The late Nancy Graves, a sculptor who used wax in her constructions of camels and other animal figures, produced a series of mixed-media paintings with encaustic in the late seventies. At the same time, Michelle Stuart, who had been making installations and large-scale works imbued with earth she dug herself added wax to the mix. More precisely, she says "I added earth to the wax- unlike mud, wax doesn't dry and fall apart." Working modularly on muslin-backed paper, Stuart applied pigmented wax with a palette knife and fused it with an iron, a modus operandi she continues to develop (along with a growing collection of garage-sale irons). Stuart has also created installations of non-encaustic beeswax sculptures.
In the eighties and into the nineties, wax as a metaphorical "skin" was much in evidence, particularly in the sculptural works of Mia Westerlund Roosen, Elisa D'Arrigo, and Byron Kim, as well as in the mixed-media paintings of the late Elaine Anthony, who worked her surface with an ethereal scrim of wax.
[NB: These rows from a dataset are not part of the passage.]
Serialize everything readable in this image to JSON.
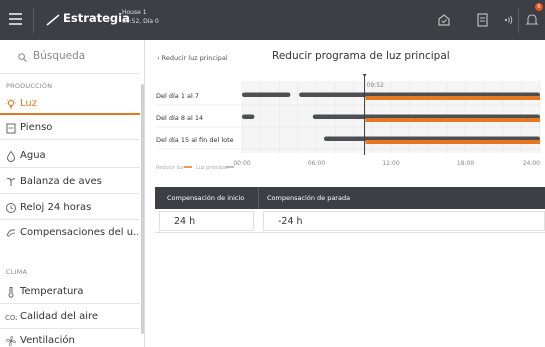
{
  "header": {
    "title": "Estrategia",
    "house": "House 1",
    "date": "09:52, Día 0",
    "notification_count": "6",
    "icons": [
      "menu-icon",
      "trend-icon",
      "house-check-icon",
      "document-icon",
      "speaker-icon",
      "bell-icon"
    ]
  },
  "sidebar": {
    "search_placeholder": "Búsqueda",
    "section1": "PRODUCCIÓN",
    "production": [
      {
        "label": "Luz",
        "icon": "bulb-icon"
      },
      {
        "label": "Pienso",
        "icon": "feed-icon"
      },
      {
        "label": "Agua",
        "icon": "water-drop-icon"
      },
      {
        "label": "Balanza de aves",
        "icon": "bird-scale-icon"
      },
      {
        "label": "Reloj 24 horas",
        "icon": "clock-icon"
      },
      {
        "label": "Compensaciones del u...",
        "icon": "compensation-icon"
      }
    ],
    "section2": "CLIMA",
    "climate": [
      {
        "label": "Temperatura",
        "icon": "thermometer-icon"
      },
      {
        "label": "Calidad del aire",
        "icon": "air-quality-icon"
      },
      {
        "label": "Ventilación",
        "icon": "ventilation-icon"
      }
    ]
  },
  "main": {
    "back_label": "Reducir luz principal",
    "title": "Reducir programa de luz principal",
    "current_time": "09:52",
    "legend": {
      "reduce": "Reducir luz",
      "main": "Luz principal"
    },
    "table": {
      "col1": "Compensación de inicio",
      "col2": "Compensación de parada",
      "start": "24 h",
      "stop": "-24 h"
    }
  },
  "chart_data": {
    "type": "timeline",
    "rows": [
      {
        "label": "Del día 1 al 7",
        "main_light": [
          [
            0,
            3.9
          ],
          [
            4.6,
            24
          ]
        ],
        "reduce_light": [
          [
            9.95,
            24
          ]
        ]
      },
      {
        "label": "Del día 8 al 14",
        "main_light": [
          [
            0,
            1
          ],
          [
            5.7,
            24
          ]
        ],
        "reduce_light": [
          [
            9.95,
            24
          ]
        ]
      },
      {
        "label": "Del día 15 al fin del lote",
        "main_light": [
          [
            6.6,
            24
          ]
        ],
        "reduce_light": [
          [
            9.95,
            24
          ]
        ]
      }
    ],
    "x_ticks": [
      "00:00",
      "06:00",
      "12:00",
      "18:00",
      "24:00"
    ],
    "xlim": [
      0,
      24
    ],
    "current": 9.87,
    "colors": {
      "main": "#4d4f52",
      "reduce": "#e87722"
    }
  },
  "colors": {
    "accent": "#e87722",
    "header": "#3c3f43"
  }
}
Taken, with permission, from The Art of Encaustic Painting, by Joanne Mattera.